Return the records as they stand. No picture is to be included.

■ ■ ■

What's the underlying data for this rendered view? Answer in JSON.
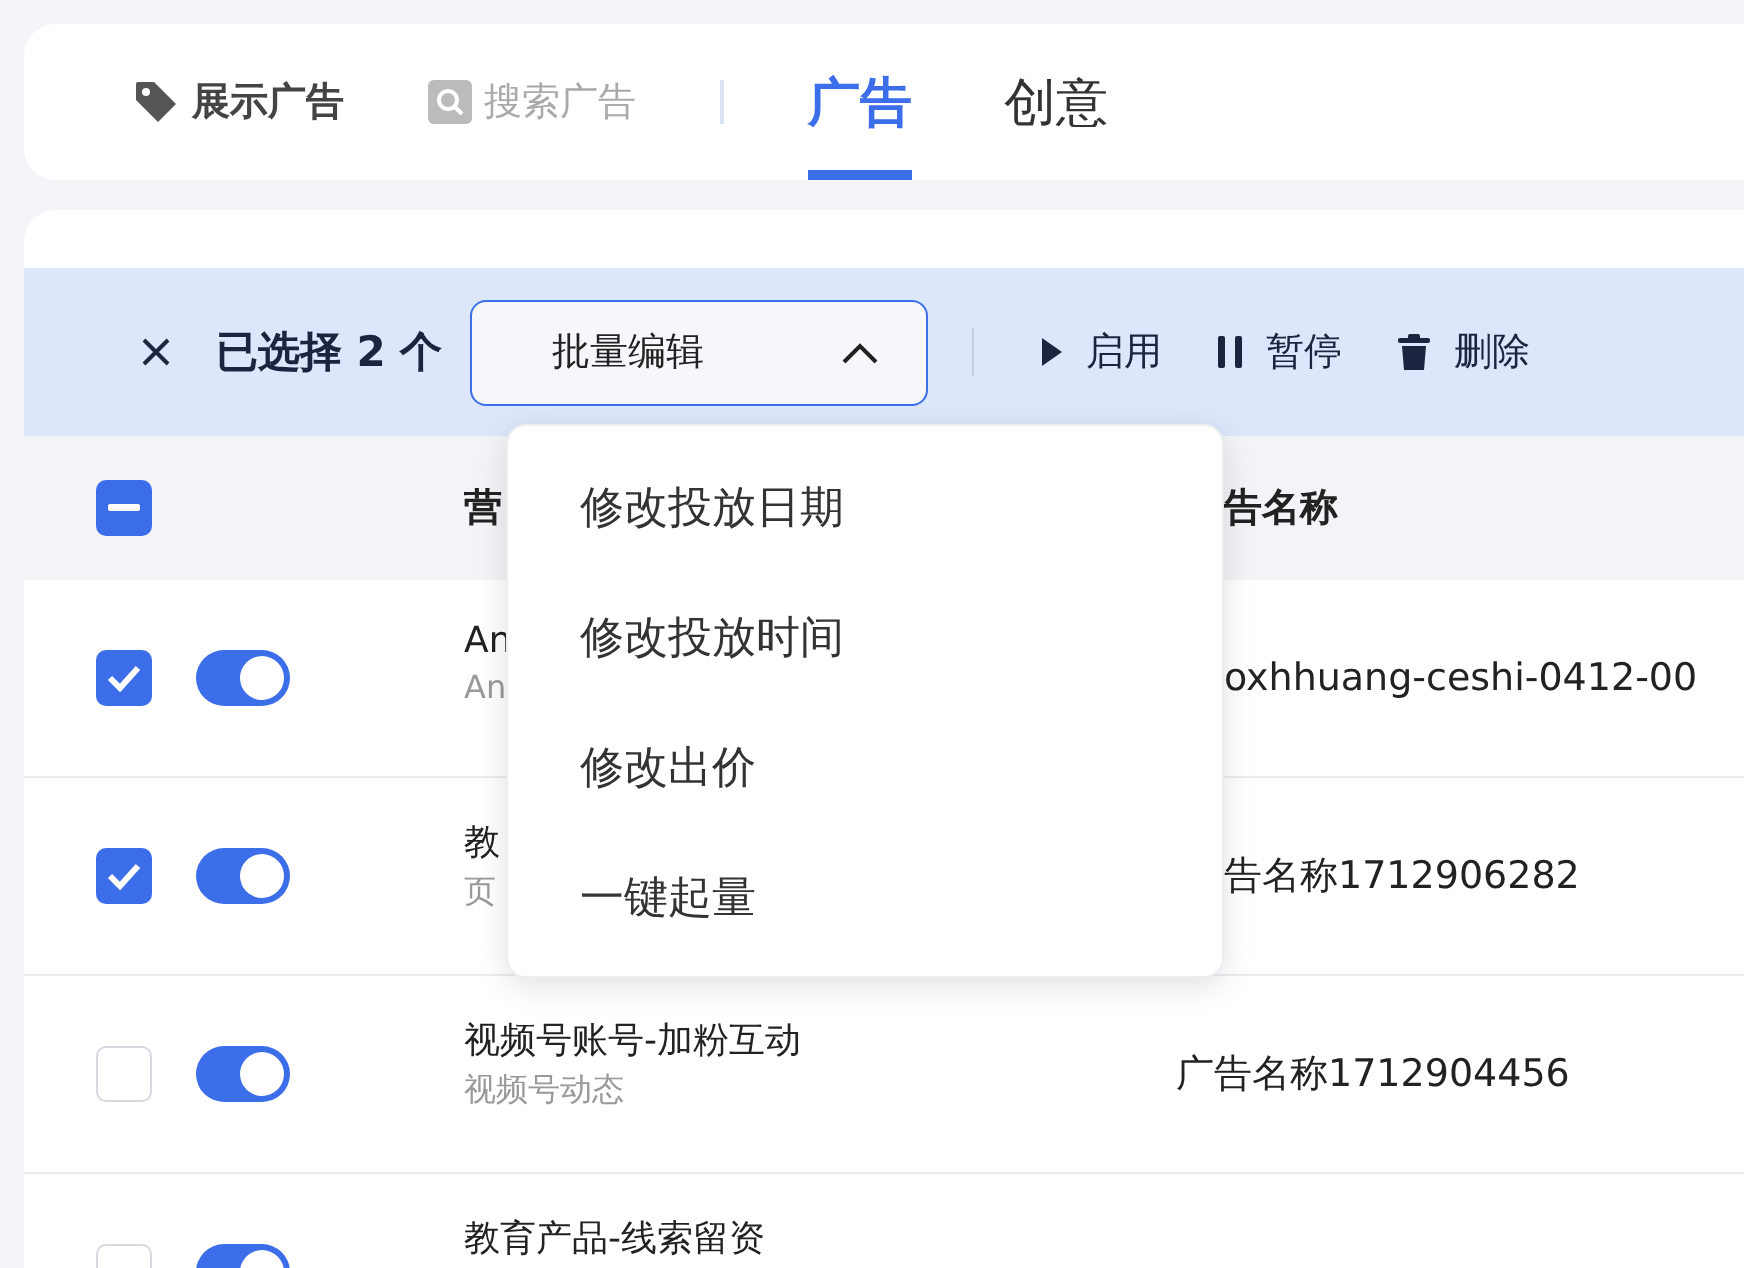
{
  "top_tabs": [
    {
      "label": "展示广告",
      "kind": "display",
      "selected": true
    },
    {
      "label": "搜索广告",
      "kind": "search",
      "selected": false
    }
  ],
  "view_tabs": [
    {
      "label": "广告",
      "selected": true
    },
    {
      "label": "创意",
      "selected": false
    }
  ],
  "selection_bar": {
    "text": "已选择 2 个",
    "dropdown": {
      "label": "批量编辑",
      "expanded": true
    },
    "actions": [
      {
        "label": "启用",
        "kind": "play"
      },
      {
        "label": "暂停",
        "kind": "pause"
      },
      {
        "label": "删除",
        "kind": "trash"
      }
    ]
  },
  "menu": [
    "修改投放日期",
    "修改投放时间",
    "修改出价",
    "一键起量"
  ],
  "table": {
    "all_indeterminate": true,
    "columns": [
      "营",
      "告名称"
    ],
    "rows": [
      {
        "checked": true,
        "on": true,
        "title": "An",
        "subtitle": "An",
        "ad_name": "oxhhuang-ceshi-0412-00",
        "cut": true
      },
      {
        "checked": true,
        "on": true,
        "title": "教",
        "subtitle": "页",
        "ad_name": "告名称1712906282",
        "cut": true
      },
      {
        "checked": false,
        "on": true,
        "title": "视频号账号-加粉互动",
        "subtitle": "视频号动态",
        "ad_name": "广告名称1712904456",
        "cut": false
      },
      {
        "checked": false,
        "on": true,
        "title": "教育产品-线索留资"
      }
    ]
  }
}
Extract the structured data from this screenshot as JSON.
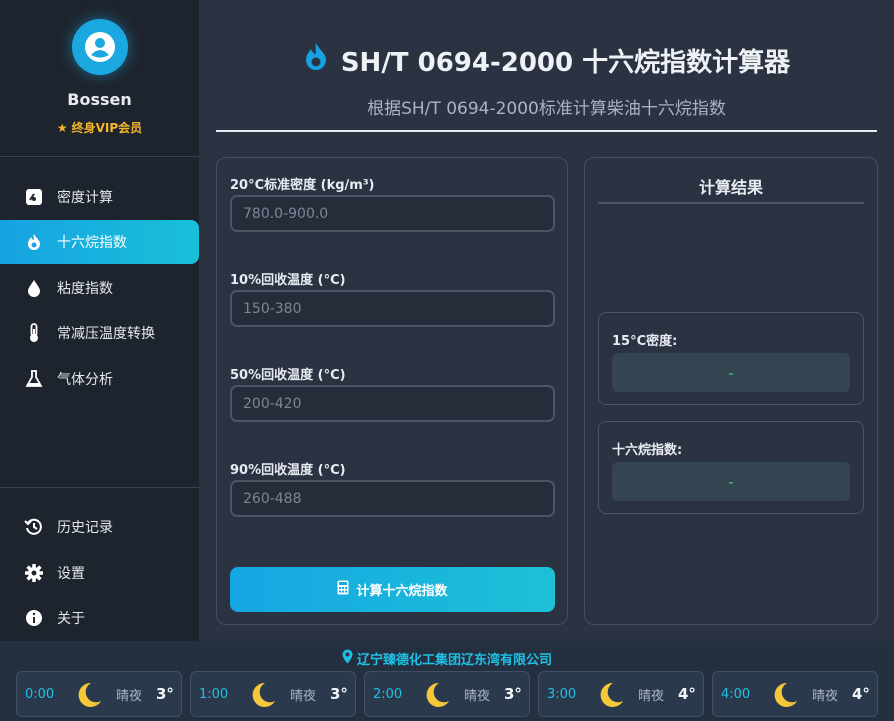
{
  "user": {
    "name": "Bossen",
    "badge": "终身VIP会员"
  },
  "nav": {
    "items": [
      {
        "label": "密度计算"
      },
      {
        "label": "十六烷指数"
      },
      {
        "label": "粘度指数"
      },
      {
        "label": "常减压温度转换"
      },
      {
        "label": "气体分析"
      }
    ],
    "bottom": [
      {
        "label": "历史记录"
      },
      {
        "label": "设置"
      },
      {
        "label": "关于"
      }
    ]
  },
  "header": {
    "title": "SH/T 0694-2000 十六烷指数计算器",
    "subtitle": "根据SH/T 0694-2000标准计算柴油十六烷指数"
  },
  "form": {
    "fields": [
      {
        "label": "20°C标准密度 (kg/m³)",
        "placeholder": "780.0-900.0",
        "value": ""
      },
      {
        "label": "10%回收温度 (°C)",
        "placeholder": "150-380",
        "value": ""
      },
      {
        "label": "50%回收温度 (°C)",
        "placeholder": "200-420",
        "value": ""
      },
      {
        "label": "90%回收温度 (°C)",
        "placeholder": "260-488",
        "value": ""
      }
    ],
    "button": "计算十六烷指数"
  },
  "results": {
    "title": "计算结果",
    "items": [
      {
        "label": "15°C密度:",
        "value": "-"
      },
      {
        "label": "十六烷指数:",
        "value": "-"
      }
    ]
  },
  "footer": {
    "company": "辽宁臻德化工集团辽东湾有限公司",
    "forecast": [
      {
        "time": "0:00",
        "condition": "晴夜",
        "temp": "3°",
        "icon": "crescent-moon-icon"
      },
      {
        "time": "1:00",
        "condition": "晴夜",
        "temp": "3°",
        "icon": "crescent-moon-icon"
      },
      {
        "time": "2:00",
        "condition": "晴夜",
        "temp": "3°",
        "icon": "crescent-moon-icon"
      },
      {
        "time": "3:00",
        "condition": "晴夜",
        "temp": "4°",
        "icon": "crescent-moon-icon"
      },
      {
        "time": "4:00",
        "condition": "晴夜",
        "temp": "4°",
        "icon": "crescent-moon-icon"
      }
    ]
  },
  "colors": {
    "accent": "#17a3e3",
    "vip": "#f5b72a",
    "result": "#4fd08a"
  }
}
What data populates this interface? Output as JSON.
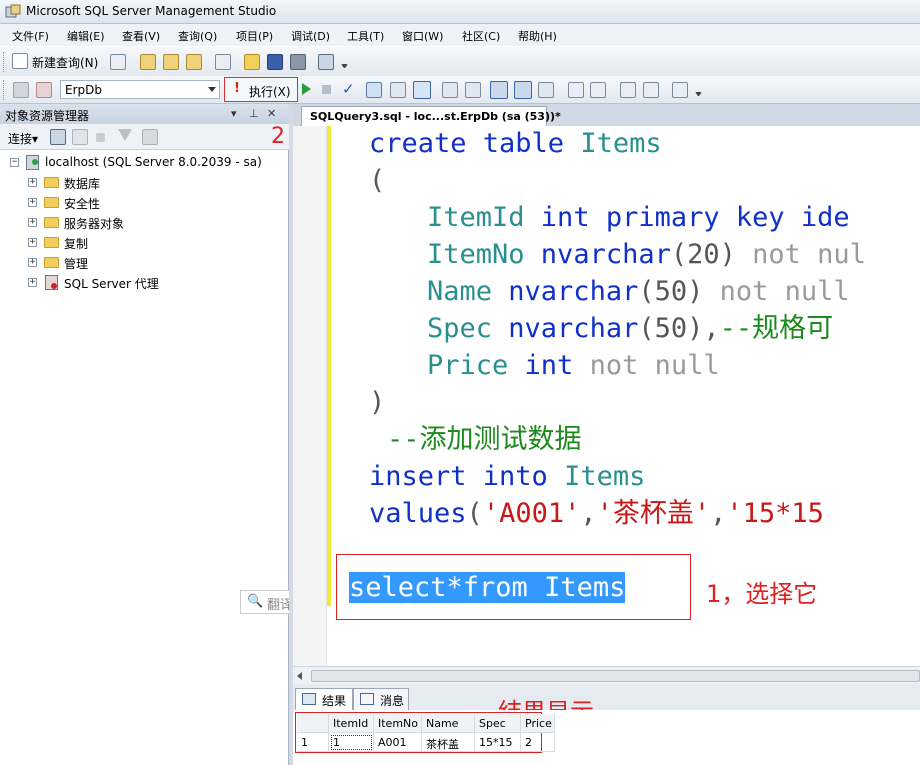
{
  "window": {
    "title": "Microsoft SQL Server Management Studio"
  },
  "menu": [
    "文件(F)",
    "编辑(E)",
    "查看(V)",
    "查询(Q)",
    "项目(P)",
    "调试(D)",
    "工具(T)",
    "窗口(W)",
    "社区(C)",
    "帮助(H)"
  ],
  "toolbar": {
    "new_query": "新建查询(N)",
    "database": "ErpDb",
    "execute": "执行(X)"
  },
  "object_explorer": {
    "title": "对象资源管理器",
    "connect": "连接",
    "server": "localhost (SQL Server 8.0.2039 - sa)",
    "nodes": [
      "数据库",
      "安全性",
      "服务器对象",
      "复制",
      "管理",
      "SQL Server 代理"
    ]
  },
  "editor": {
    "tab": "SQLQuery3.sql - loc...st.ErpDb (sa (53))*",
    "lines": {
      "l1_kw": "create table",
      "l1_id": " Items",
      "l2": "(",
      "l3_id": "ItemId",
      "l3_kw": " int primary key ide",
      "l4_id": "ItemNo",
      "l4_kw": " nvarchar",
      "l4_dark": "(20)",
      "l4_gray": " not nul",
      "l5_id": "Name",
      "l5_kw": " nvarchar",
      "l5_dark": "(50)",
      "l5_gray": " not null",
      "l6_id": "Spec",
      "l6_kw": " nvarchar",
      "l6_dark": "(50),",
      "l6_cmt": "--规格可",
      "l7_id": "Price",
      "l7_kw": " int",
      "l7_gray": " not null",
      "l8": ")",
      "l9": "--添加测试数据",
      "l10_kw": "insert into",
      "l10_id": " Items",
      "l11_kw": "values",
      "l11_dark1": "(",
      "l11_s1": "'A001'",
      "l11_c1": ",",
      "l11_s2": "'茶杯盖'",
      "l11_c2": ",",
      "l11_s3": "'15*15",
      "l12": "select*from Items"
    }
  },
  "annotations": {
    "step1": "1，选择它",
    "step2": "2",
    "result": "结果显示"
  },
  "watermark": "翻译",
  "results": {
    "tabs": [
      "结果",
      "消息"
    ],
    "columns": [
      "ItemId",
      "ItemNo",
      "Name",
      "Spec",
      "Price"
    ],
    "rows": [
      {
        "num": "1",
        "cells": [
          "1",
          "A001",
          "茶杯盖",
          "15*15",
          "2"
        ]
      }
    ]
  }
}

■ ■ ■

## SOLUTION TO THIS EXERCISE
What's the underlying data for this rendered view? Answer in JSON.
{
  "top_tabs": [
    {
      "label": "展示广告",
      "kind": "display",
      "selected": true
    },
    {
      "label": "搜索广告",
      "kind": "search",
      "selected": false
    }
  ],
  "view_tabs": [
    {
      "label": "广告",
      "selected": true
    },
    {
      "label": "创意",
      "selected": false
    }
  ],
  "selection_bar": {
    "text": "已选择 2 个",
    "dropdown": {
      "label": "批量编辑",
      "expanded": true
    },
    "actions": [
      {
        "label": "启用",
        "kind": "play"
      },
      {
        "label": "暂停",
        "kind": "pause"
      },
      {
        "label": "删除",
        "kind": "trash"
      }
    ]
  },
  "menu": [
    "修改投放日期",
    "修改投放时间",
    "修改出价",
    "一键起量"
  ],
  "table": {
    "all_indeterminate": true,
    "columns": [
      "营",
      "告名称"
    ],
    "rows": [
      {
        "checked": true,
        "on": true,
        "title": "An",
        "subtitle": "An",
        "ad_name": "oxhhuang-ceshi-0412-00",
        "cut": true
      },
      {
        "checked": true,
        "on": true,
        "title": "教",
        "subtitle": "页",
        "ad_name": "告名称1712906282",
        "cut": true
      },
      {
        "checked": false,
        "on": true,
        "title": "视频号账号-加粉互动",
        "subtitle": "视频号动态",
        "ad_name": "广告名称1712904456",
        "cut": false
      },
      {
        "checked": false,
        "on": true,
        "title": "教育产品-线索留资"
      }
    ]
  }
}
Extract the structured data from this screenshot as JSON.
{
  "user": {
    "name": "Bossen",
    "badge": "终身VIP会员"
  },
  "nav": {
    "items": [
      {
        "label": "密度计算"
      },
      {
        "label": "十六烷指数"
      },
      {
        "label": "粘度指数"
      },
      {
        "label": "常减压温度转换"
      },
      {
        "label": "气体分析"
      }
    ],
    "bottom": [
      {
        "label": "历史记录"
      },
      {
        "label": "设置"
      },
      {
        "label": "关于"
      }
    ]
  },
  "header": {
    "title": "SH/T 0694-2000 十六烷指数计算器",
    "subtitle": "根据SH/T 0694-2000标准计算柴油十六烷指数"
  },
  "form": {
    "fields": [
      {
        "label": "20°C标准密度 (kg/m³)",
        "placeholder": "780.0-900.0",
        "value": ""
      },
      {
        "label": "10%回收温度 (°C)",
        "placeholder": "150-380",
        "value": ""
      },
      {
        "label": "50%回收温度 (°C)",
        "placeholder": "200-420",
        "value": ""
      },
      {
        "label": "90%回收温度 (°C)",
        "placeholder": "260-488",
        "value": ""
      }
    ],
    "button": "计算十六烷指数"
  },
  "results": {
    "title": "计算结果",
    "items": [
      {
        "label": "15°C密度:",
        "value": "-"
      },
      {
        "label": "十六烷指数:",
        "value": "-"
      }
    ]
  },
  "footer": {
    "company": "辽宁臻德化工集团辽东湾有限公司",
    "forecast": [
      {
        "time": "0:00",
        "condition": "晴夜",
        "temp": "3°",
        "icon": "crescent-moon-icon"
      },
      {
        "time": "1:00",
        "condition": "晴夜",
        "temp": "3°",
        "icon": "crescent-moon-icon"
      },
      {
        "time": "2:00",
        "condition": "晴夜",
        "temp": "3°",
        "icon": "crescent-moon-icon"
      },
      {
        "time": "3:00",
        "condition": "晴夜",
        "temp": "4°",
        "icon": "crescent-moon-icon"
      },
      {
        "time": "4:00",
        "condition": "晴夜",
        "temp": "4°",
        "icon": "crescent-moon-icon"
      }
    ]
  },
  "colors": {
    "accent": "#17a3e3",
    "vip": "#f5b72a",
    "result": "#4fd08a"
  }
}
What data populates this interface? Output as JSON.
{
  "window": {
    "title": "Microsoft SQL Server Management Studio"
  },
  "menu": [
    "文件(F)",
    "编辑(E)",
    "查看(V)",
    "查询(Q)",
    "项目(P)",
    "调试(D)",
    "工具(T)",
    "窗口(W)",
    "社区(C)",
    "帮助(H)"
  ],
  "toolbar": {
    "new_query": "新建查询(N)",
    "database": "ErpDb",
    "execute": "执行(X)"
  },
  "object_explorer": {
    "title": "对象资源管理器",
    "connect": "连接",
    "server": "localhost (SQL Server 8.0.2039 - sa)",
    "nodes": [
      "数据库",
      "安全性",
      "服务器对象",
      "复制",
      "管理",
      "SQL Server 代理"
    ]
  },
  "editor": {
    "tab": "SQLQuery3.sql - loc...st.ErpDb (sa (53))*",
    "lines": {
      "l1_kw": "create table",
      "l1_id": " Items",
      "l2": "(",
      "l3_id": "ItemId",
      "l3_kw": " int primary key ide",
      "l4_id": "ItemNo",
      "l4_kw": " nvarchar",
      "l4_dark": "(20)",
      "l4_gray": " not nul",
      "l5_id": "Name",
      "l5_kw": " nvarchar",
      "l5_dark": "(50)",
      "l5_gray": " not null",
      "l6_id": "Spec",
      "l6_kw": " nvarchar",
      "l6_dark": "(50),",
      "l6_cmt": "--规格可",
      "l7_id": "Price",
      "l7_kw": " int",
      "l7_gray": " not null",
      "l8": ")",
      "l9": "--添加测试数据",
      "l10_kw": "insert into",
      "l10_id": " Items",
      "l11_kw": "values",
      "l11_dark1": "(",
      "l11_s1": "'A001'",
      "l11_c1": ",",
      "l11_s2": "'茶杯盖'",
      "l11_c2": ",",
      "l11_s3": "'15*15",
      "l12": "select*from Items"
    }
  },
  "annotations": {
    "step1": "1，选择它",
    "step2": "2",
    "result": "结果显示"
  },
  "watermark": "翻译",
  "results": {
    "tabs": [
      "结果",
      "消息"
    ],
    "columns": [
      "ItemId",
      "ItemNo",
      "Name",
      "Spec",
      "Price"
    ],
    "rows": [
      {
        "num": "1",
        "cells": [
          "1",
          "A001",
          "茶杯盖",
          "15*15",
          "2"
        ]
      }
    ]
  }
}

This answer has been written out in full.